[Provided material Boundary: Start]
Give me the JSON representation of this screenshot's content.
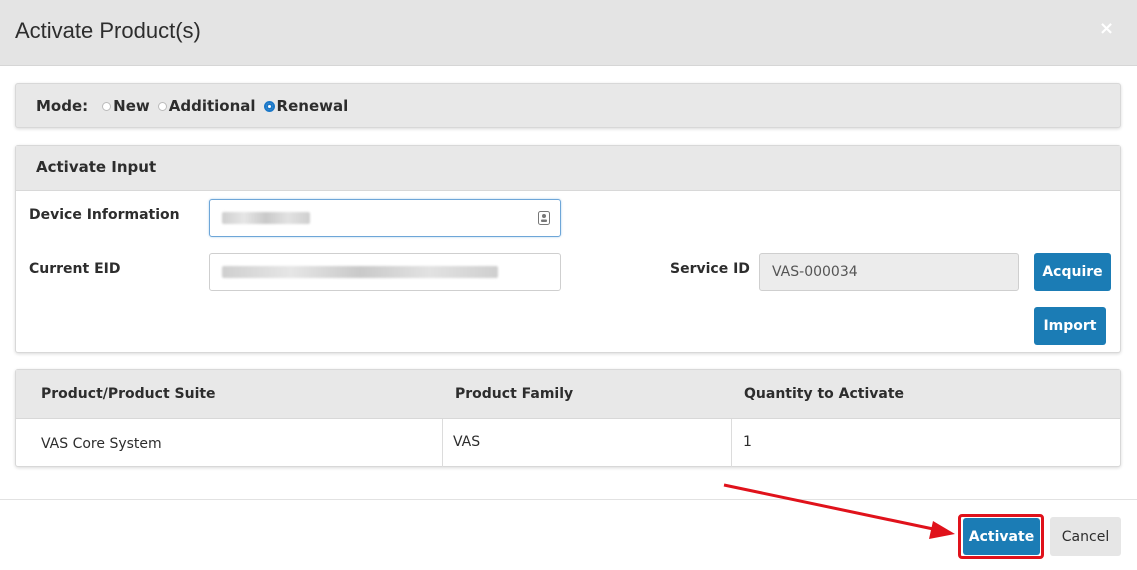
{
  "dialog": {
    "title": "Activate Product(s)",
    "close_label": "×"
  },
  "mode": {
    "label": "Mode:",
    "options": [
      {
        "label": "New",
        "checked": false
      },
      {
        "label": "Additional",
        "checked": false
      },
      {
        "label": "Renewal",
        "checked": true
      }
    ]
  },
  "activate_input": {
    "heading": "Activate Input",
    "device_info_label": "Device Information",
    "current_eid_label": "Current EID",
    "service_id_label": "Service ID",
    "service_id_value": "VAS-000034",
    "acquire_label": "Acquire",
    "import_label": "Import"
  },
  "table": {
    "headers": [
      "Product/Product Suite",
      "Product Family",
      "Quantity to Activate"
    ],
    "rows": [
      [
        "VAS Core System",
        "VAS",
        "1"
      ]
    ]
  },
  "footer": {
    "activate_label": "Activate",
    "cancel_label": "Cancel"
  },
  "colors": {
    "primary_button": "#1b7cb5",
    "highlight": "#e0121b",
    "radio_checked": "#1b78c8"
  },
  "icons": {
    "contact_card": "contact-card-icon",
    "close": "close-icon",
    "arrow": "annotation-arrow"
  }
}
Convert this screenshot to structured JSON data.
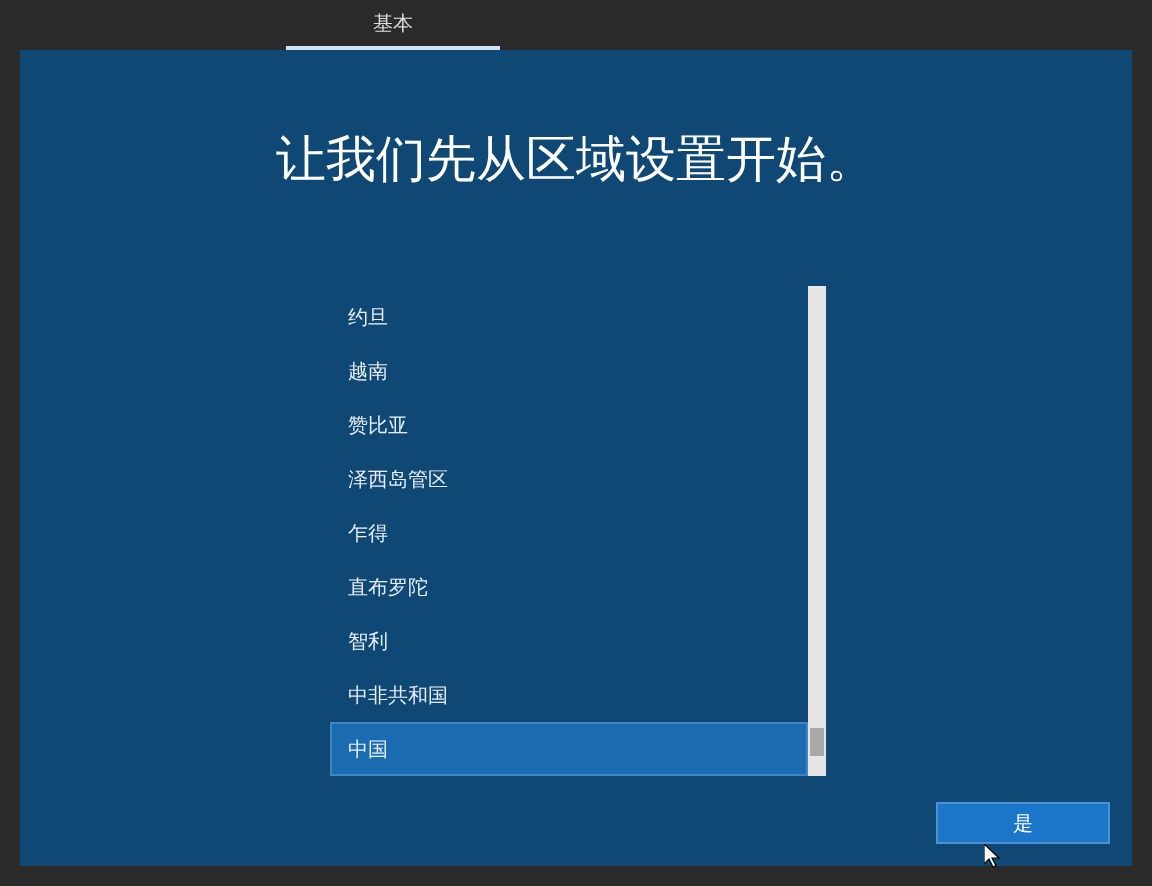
{
  "tabs": [
    {
      "label": "基本",
      "selected": true
    }
  ],
  "title": "让我们先从区域设置开始。",
  "regions": [
    {
      "label": "约旦",
      "selected": false
    },
    {
      "label": "越南",
      "selected": false
    },
    {
      "label": "赞比亚",
      "selected": false
    },
    {
      "label": "泽西岛管区",
      "selected": false
    },
    {
      "label": "乍得",
      "selected": false
    },
    {
      "label": "直布罗陀",
      "selected": false
    },
    {
      "label": "智利",
      "selected": false
    },
    {
      "label": "中非共和国",
      "selected": false
    },
    {
      "label": "中国",
      "selected": true
    }
  ],
  "button": "是"
}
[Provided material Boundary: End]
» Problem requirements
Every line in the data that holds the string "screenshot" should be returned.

» Answer to this exercise
Give me the JSON representation of this screenshot's content.
Convert this screenshot to structured JSON data.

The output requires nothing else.